These risks point to the increasing vulnerability of the global economy to further shocks, and the rising probability of a recession in the next couple of years.
Based on estimates about sustainable growth in the labour force and productivity, we assess the trend, or potential, growth in the US economy to be around 2.0%.
The US economy accelerated, thanks to fiscal stimulus enacted early in the year, while the economies of the Eurozone, the UK, Japan and China began to weaken. IHS Markit predicts global growth will edge down from 3.2% in 2018 to 3.1% in 2019, and keep decelerating over the next few years.
One major risk in the coming year is the sharp drop-off in world trade growth, which fell from over 5% at the beginning of 2018 to nearly zero at the end.
In 2018, US growth was well above trend at 2.9%, though the acceleration was almost entirely due to a large dose of fiscal stimulus in the form of tax cuts and spending increases.
The impact of this stimulus will still be felt in 2019, but will diminish as the year progresses.
The global economy started 2018 with strong, synchronized growth.
But as the year progressed, momentum faded and growth trends diverged.
The causes of the current slowdown can be summed up as the Three Ds: depopulation, deleveraging, and deglobalization.

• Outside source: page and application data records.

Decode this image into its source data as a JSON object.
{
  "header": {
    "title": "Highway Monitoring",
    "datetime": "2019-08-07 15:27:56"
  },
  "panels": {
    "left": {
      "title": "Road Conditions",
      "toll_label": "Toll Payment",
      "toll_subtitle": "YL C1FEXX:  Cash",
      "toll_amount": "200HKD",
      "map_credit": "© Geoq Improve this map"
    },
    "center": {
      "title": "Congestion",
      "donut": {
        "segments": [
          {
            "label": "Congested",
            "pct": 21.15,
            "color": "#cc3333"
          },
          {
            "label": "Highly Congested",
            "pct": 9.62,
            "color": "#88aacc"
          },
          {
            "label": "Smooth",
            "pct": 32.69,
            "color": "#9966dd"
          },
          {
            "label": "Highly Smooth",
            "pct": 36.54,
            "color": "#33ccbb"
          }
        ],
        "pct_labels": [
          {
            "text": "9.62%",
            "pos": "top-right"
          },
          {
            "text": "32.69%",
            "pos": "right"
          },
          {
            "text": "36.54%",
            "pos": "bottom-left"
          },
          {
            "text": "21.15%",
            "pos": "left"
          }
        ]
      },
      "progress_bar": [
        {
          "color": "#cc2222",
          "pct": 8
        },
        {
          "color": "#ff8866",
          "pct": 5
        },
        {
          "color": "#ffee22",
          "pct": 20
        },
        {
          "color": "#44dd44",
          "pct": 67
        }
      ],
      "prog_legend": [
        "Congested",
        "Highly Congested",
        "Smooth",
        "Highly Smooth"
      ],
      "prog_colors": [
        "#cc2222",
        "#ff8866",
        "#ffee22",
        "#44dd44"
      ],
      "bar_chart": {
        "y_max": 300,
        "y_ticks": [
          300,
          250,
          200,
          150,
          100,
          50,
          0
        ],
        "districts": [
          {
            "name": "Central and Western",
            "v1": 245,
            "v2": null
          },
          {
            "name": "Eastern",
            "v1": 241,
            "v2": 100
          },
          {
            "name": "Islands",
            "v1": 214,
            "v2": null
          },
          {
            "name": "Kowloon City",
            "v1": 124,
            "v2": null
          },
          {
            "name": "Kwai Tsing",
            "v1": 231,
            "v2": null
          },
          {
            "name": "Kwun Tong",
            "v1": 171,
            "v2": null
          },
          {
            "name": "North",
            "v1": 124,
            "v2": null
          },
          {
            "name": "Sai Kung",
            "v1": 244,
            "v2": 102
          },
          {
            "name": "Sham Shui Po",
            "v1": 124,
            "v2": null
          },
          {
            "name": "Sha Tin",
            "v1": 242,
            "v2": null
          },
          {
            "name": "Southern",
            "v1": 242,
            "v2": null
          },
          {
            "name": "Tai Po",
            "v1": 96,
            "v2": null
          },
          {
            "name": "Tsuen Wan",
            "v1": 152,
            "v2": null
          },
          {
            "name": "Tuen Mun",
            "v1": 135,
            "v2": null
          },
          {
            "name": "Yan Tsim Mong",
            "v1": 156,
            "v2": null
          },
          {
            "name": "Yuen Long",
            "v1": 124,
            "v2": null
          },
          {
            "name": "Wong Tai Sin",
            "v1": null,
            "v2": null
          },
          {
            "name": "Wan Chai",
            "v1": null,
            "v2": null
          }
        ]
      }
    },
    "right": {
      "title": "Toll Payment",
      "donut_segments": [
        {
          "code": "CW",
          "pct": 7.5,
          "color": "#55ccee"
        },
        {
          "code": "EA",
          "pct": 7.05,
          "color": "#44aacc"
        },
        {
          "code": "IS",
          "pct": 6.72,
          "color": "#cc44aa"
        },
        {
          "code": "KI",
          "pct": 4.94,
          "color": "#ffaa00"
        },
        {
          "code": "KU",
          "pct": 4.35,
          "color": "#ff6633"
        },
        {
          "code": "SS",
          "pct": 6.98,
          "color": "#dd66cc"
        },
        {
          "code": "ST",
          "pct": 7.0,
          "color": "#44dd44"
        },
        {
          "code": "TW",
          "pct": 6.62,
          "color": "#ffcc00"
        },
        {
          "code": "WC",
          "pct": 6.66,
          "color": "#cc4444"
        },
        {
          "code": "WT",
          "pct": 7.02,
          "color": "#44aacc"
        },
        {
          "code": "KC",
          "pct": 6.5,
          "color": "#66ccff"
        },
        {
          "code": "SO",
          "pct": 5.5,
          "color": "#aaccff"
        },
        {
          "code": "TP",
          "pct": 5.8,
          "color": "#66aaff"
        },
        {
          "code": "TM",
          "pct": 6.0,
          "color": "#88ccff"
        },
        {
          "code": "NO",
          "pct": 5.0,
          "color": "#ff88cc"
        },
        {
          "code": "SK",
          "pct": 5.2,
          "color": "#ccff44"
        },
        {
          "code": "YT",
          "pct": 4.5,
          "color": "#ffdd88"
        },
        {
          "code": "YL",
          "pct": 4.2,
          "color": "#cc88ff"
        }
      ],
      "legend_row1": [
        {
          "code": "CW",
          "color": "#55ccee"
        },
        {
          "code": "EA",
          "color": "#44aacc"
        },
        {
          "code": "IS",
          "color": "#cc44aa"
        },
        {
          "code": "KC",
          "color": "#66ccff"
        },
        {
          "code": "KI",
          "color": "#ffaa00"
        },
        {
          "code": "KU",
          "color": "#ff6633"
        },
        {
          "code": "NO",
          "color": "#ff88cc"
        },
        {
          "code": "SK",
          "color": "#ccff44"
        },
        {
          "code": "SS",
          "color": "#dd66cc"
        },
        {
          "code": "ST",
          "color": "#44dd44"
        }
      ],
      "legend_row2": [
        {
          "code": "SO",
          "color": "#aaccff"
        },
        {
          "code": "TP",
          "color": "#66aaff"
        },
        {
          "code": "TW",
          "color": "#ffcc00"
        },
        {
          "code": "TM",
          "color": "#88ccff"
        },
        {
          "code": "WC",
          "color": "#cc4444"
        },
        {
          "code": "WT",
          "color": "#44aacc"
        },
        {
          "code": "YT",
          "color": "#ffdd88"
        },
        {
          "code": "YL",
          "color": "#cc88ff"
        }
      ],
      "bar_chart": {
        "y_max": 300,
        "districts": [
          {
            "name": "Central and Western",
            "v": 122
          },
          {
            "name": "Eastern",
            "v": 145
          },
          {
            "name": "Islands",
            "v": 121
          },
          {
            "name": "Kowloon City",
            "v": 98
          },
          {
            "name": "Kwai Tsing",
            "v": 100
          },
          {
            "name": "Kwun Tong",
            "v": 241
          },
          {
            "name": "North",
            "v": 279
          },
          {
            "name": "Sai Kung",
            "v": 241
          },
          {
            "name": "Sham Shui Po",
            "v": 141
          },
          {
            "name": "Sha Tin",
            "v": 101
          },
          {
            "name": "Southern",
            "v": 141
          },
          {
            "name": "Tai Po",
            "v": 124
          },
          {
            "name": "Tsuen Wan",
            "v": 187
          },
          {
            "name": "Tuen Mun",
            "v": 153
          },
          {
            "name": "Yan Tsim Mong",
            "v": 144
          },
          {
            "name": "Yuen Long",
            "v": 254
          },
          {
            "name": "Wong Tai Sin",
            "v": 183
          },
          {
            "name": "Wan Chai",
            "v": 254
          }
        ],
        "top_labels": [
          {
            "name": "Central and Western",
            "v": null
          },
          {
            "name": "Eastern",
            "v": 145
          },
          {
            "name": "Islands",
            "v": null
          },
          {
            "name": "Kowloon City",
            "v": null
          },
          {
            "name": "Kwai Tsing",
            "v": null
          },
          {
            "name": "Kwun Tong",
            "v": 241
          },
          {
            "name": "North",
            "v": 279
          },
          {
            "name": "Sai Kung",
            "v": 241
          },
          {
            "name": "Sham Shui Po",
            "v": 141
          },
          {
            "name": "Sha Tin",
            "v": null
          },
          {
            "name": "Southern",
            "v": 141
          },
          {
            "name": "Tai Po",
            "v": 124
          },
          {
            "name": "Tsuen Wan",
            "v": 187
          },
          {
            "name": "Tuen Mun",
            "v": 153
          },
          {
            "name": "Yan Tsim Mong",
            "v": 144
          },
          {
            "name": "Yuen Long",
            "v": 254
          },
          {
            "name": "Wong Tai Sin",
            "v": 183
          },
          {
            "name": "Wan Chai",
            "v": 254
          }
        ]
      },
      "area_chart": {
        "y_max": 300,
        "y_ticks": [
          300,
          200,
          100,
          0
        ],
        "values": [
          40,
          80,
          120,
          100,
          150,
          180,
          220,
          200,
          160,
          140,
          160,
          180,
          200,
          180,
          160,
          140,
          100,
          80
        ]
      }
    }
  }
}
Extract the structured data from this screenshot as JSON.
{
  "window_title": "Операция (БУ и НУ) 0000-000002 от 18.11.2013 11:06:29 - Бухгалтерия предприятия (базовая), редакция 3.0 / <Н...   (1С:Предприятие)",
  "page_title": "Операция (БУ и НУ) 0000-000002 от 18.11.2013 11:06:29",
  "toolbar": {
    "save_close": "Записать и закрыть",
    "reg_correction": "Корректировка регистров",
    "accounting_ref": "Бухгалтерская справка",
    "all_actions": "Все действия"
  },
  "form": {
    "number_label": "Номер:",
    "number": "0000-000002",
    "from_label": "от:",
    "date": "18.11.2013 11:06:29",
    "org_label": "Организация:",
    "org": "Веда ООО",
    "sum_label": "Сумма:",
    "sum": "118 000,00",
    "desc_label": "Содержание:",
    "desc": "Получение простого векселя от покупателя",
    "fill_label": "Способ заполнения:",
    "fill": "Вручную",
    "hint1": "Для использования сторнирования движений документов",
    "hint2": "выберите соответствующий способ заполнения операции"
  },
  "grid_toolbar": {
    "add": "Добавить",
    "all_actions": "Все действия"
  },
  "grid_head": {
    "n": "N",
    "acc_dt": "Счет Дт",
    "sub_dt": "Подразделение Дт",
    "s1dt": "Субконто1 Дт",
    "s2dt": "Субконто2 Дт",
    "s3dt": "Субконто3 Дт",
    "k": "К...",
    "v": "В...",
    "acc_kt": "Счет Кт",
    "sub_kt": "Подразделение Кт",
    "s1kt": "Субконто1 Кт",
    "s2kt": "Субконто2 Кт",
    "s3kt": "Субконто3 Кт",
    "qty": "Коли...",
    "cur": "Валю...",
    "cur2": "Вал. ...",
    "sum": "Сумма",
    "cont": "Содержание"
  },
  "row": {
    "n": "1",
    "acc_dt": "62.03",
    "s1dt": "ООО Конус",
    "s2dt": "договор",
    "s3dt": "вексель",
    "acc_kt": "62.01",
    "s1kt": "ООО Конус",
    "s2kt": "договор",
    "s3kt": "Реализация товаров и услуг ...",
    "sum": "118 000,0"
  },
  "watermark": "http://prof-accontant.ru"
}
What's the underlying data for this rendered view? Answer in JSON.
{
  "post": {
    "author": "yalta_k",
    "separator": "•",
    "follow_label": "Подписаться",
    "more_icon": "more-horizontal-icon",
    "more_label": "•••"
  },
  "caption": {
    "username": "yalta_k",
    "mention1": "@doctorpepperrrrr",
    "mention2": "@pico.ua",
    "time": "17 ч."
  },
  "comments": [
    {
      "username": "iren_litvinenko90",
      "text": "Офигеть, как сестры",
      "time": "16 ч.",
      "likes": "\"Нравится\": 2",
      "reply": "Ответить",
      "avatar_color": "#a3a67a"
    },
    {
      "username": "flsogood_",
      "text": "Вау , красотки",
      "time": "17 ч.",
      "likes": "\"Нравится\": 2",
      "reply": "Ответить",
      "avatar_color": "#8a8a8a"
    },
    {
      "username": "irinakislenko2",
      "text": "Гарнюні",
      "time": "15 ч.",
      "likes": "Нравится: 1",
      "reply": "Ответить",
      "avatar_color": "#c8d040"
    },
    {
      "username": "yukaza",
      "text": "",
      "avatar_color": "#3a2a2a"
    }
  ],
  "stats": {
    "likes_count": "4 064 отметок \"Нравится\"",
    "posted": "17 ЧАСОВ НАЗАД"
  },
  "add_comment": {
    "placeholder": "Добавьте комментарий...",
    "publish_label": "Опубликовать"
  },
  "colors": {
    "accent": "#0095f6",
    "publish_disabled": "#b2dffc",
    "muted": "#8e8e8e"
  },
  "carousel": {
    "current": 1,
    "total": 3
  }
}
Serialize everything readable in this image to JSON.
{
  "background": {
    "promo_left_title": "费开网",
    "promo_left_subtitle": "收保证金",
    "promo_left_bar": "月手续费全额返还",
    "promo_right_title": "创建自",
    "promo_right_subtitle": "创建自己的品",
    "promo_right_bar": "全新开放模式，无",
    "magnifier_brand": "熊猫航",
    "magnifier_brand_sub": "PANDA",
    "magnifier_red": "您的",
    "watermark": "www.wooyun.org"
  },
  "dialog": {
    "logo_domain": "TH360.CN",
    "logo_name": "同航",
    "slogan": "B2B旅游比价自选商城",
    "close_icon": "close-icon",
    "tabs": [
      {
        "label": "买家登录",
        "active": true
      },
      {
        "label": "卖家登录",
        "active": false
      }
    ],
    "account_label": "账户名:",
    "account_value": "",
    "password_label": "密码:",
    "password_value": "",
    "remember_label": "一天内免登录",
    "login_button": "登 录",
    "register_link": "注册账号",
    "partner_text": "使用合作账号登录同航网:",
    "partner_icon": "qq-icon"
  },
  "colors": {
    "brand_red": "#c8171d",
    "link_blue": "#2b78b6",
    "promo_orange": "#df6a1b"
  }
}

Between the end of World War II and the financial crisis of 2008, the global economy was supercharged by explosive population growth, a debt boom that fueled investment and boosted productivity, and an astonishing increase in cross-border flows of goods, money, and people.